**Material shown**
____________________
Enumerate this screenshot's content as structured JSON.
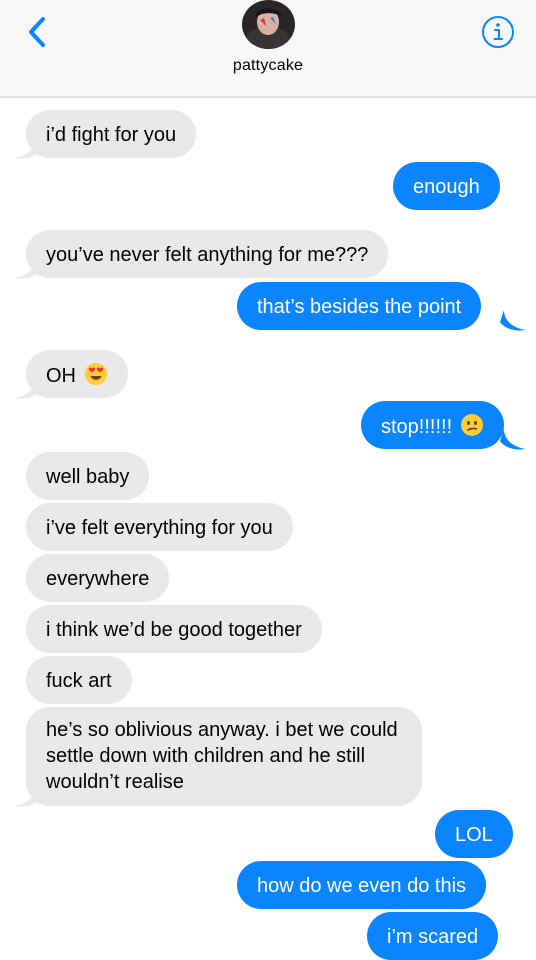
{
  "header": {
    "contact_name": "pattycake",
    "back_icon": "chevron-left-icon",
    "info_icon": "info-circle-icon",
    "accent_color": "#0a84ff"
  },
  "messages": [
    {
      "side": "received",
      "text": "i’d fight for you"
    },
    {
      "side": "sent",
      "text": "enough"
    },
    {
      "side": "received",
      "text": "you’ve never felt anything for me???"
    },
    {
      "side": "sent",
      "text": "that’s besides the point"
    },
    {
      "side": "received",
      "text": "OH",
      "emoji": "heart-eyes-emoji"
    },
    {
      "side": "sent",
      "text": "stop!!!!!!",
      "emoji": "confused-face-emoji"
    },
    {
      "side": "received",
      "text": "well baby"
    },
    {
      "side": "received",
      "text": "i’ve felt everything for you"
    },
    {
      "side": "received",
      "text": "everywhere"
    },
    {
      "side": "received",
      "text": "i think we’d be good together"
    },
    {
      "side": "received",
      "text": "fuck art"
    },
    {
      "side": "received",
      "text": "he’s so oblivious anyway. i bet we could settle down with children and he still wouldn’t realise"
    },
    {
      "side": "sent",
      "text": "LOL"
    },
    {
      "side": "sent",
      "text": "how do we even do this"
    },
    {
      "side": "sent",
      "text": "i’m scared"
    }
  ]
}
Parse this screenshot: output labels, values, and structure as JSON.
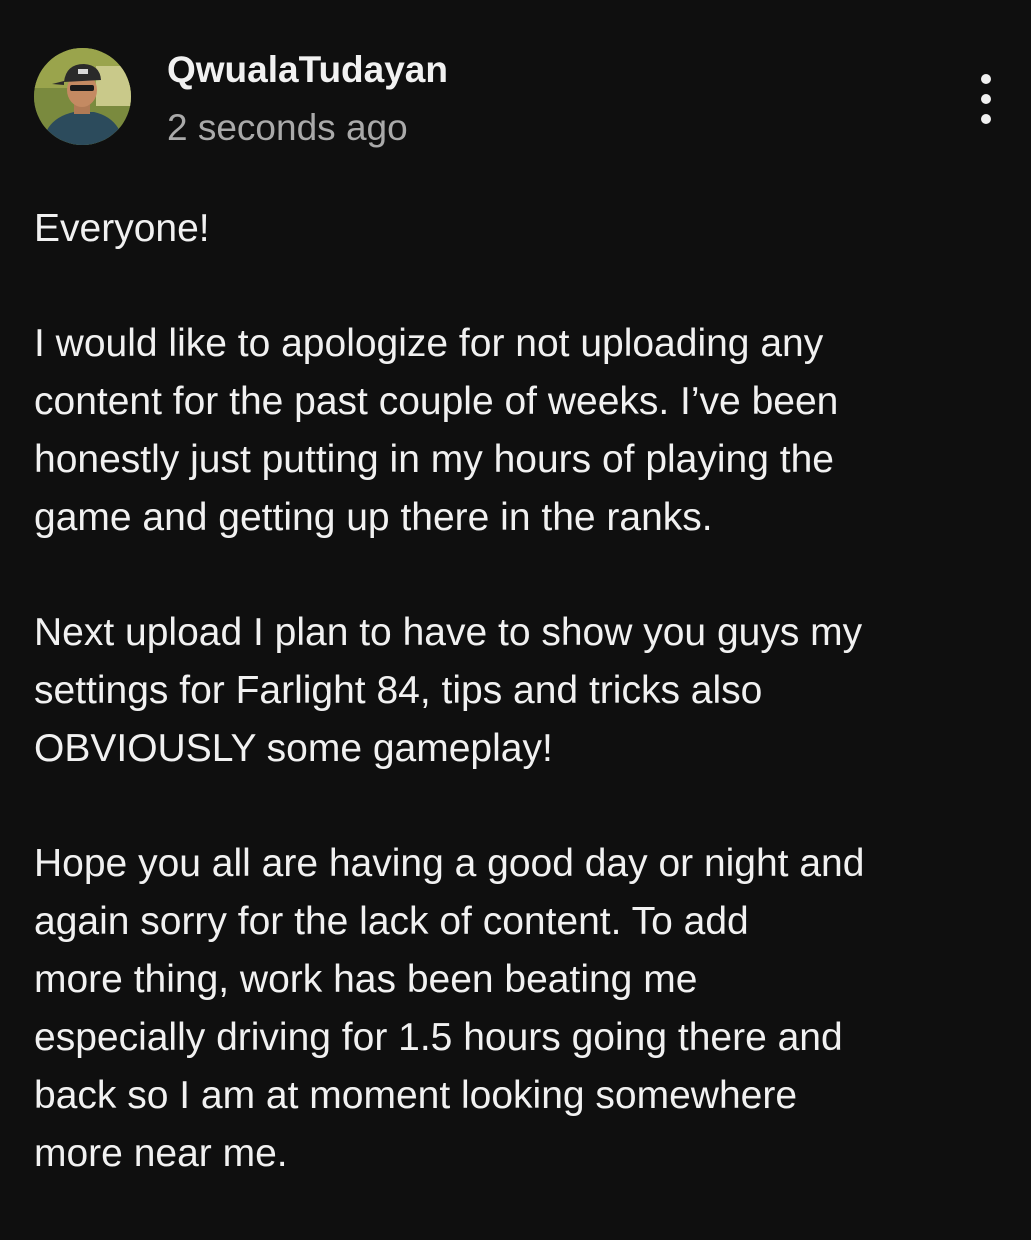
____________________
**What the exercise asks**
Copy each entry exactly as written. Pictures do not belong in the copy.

**Finished exercise**
Enumerate this screenshot's content as structured JSON.
{
  "header": {
    "contact_name": "pattycake",
    "back_icon": "chevron-left-icon",
    "info_icon": "info-circle-icon",
    "accent_color": "#0a84ff"
  },
  "messages": [
    {
      "side": "received",
      "text": "i’d fight for you"
    },
    {
      "side": "sent",
      "text": "enough"
    },
    {
      "side": "received",
      "text": "you’ve never felt anything for me???"
    },
    {
      "side": "sent",
      "text": "that’s besides the point"
    },
    {
      "side": "received",
      "text": "OH",
      "emoji": "heart-eyes-emoji"
    },
    {
      "side": "sent",
      "text": "stop!!!!!!",
      "emoji": "confused-face-emoji"
    },
    {
      "side": "received",
      "text": "well baby"
    },
    {
      "side": "received",
      "text": "i’ve felt everything for you"
    },
    {
      "side": "received",
      "text": "everywhere"
    },
    {
      "side": "received",
      "text": "i think we’d be good together"
    },
    {
      "side": "received",
      "text": "fuck art"
    },
    {
      "side": "received",
      "text": "he’s so oblivious anyway. i bet we could settle down with children and he still wouldn’t realise"
    },
    {
      "side": "sent",
      "text": "LOL"
    },
    {
      "side": "sent",
      "text": "how do we even do this"
    },
    {
      "side": "sent",
      "text": "i’m scared"
    }
  ]
}
Parse this screenshot: output labels, values, and structure as JSON.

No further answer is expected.